Following its successful foray into Mexico, iTunes is preparing to launch in other Latin American countries by year's end or by the first quarter at the latest, say sources familiar with the conversations.
An iTunes spokesperson declined to comment, but a wide array of executives from different areas of the music industry say the retailer will definitely open shop in Argentina and Brazil and probably in several other countries in the region. Some sources say the Brazilian store will be open as early as mid-December.
iTunes has been negotiating separately with publishers and labels and no doubt its success in Mexico-its first Latin American market-helped propel the decision to expand into other Latin countries, beginning, sources say, precisely with Brazil.
In Mexico, prior to the advent of iTunes in 2009, the online music market was virtually inexistent even though there were online music stores. But in 2010 there were nearly 13 million tracks sold online, according to Mexico's association of record producers (Amprofon)--a 116.3% increase over 2009-with most of those numbers coming from iTunes. For the first six months of 2011, digital sales-propelled in large part by the iTunes store-grew by 7.7% in the first semester of 2011, according to Amprofon, compared to 2010--even as physical sales went down 11%.
"This is positively indicative that the more options people have to access music legally online (through downloads, streaming and subscription services) the more they will do so, the illegal file-sharing will decrease and, if managed well, the true value of music will grow," says Robbie Lear, managing director of EMI Mexico.
Although many other Latin countries have seen its digital sales increase over the last several years, those sales come primarily from mobile devices, as there is no truly successful online music store in the region. The one exception is Brazil, where digital music sales for the first six months of the year, according to IFPI numbers, stood at a wholesale value of $22.1 million and saw 2% growth compared to the previous year. Perhaps most important as far as iTunes is concerned, Brazil has shown its willingness to buy music online, with most of its digital track sales coming from online sources; by some estimates, the Sonora subscription service alone has some 500,000 paying subscribers.
"It's a digital market that is growing and has an interesting revenue," says Alejandro Duque, director of sales and business development for Universal Music Southern Cone. However, music fans "definitely don't consume with the frequency they could if they had direct access to music in their devices."

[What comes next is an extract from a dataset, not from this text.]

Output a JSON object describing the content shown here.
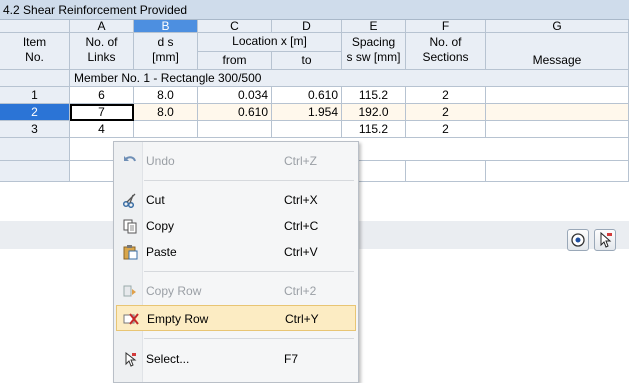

Even though no one knows for sure when and where iTunes will open, the possibilities go beyond immediate sales.
"As an independent, any means of distribution that is dependable and user friendly is always important for us," says Tomas Cookman, president of U.S.-based indie Nacional Records. "Although a very key and financially rewarding touring market, Latin America was a hit and miss; there is only so much product that our indie partners can work at any given time and the majors of course have their hands full with their own region wide repertoire. With the launch of iTunes Latino and the growth of its penetration, we will be including the rest of Latin America back into our contracts more and more."